In the last four years, the launcher has been reengineered with a new hydraulic and electrical system that’s safer, more reliable, requires less upkeep. Prior to the upgrades, the MK-154 required expensive custom parts and assault amphibious vehicle crews would have to clear the air out of the hydraulic system, called “bleeding,” before it could be used.
“With the upgraded hydraulic system, the MK-154 can operate with air in the hydraulic lines and self-bleed any air out during operation of the system,” Capt. Anthony Molnar, the project officer for the MK-154 said in the statement. “This makes the new system more reliable and reduces time needed to prepare for missions.”
Other features include a backup power source, allowing the MK-154 to fire even if the AAV runs out of juice, and a new firing system lets Marines run through the firing sequence prior to loading live ordnance to make sure the circuity is safe and functioning properly.
“The benefit of this new test box and system is that if there is a misfire during the actual employment of the demolition charges, the AAV crewman knows there is an issue with the ordnance and not the MK-154,” Molnar said. “This allows them to troubleshoot faster and safely complete their missions.”

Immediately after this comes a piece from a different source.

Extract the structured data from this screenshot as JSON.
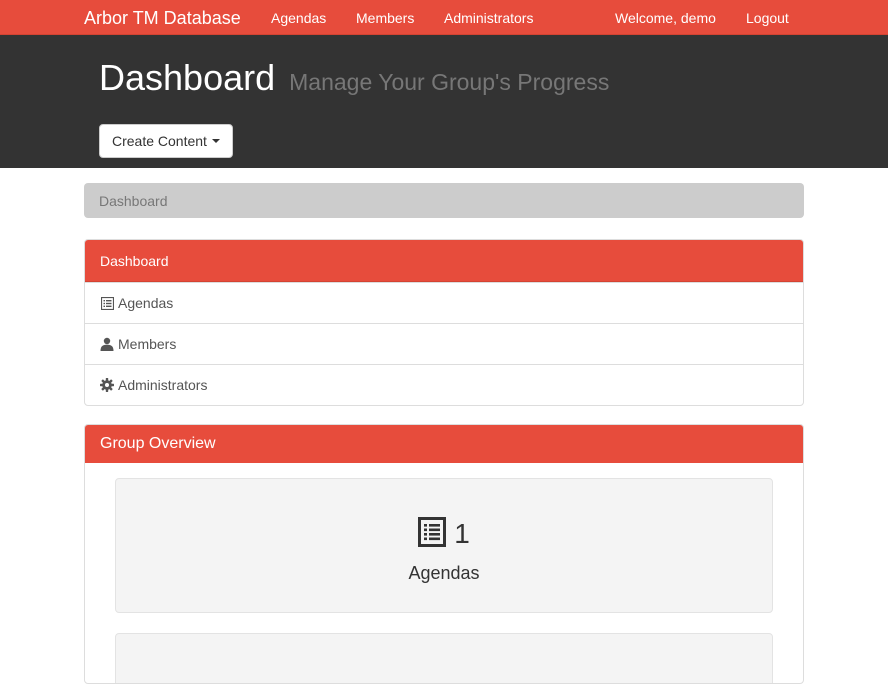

Which is good, because the last thing you want to have to do is get out of your amtrac and walk around to see if the thing that’s supposed to clear mines is working.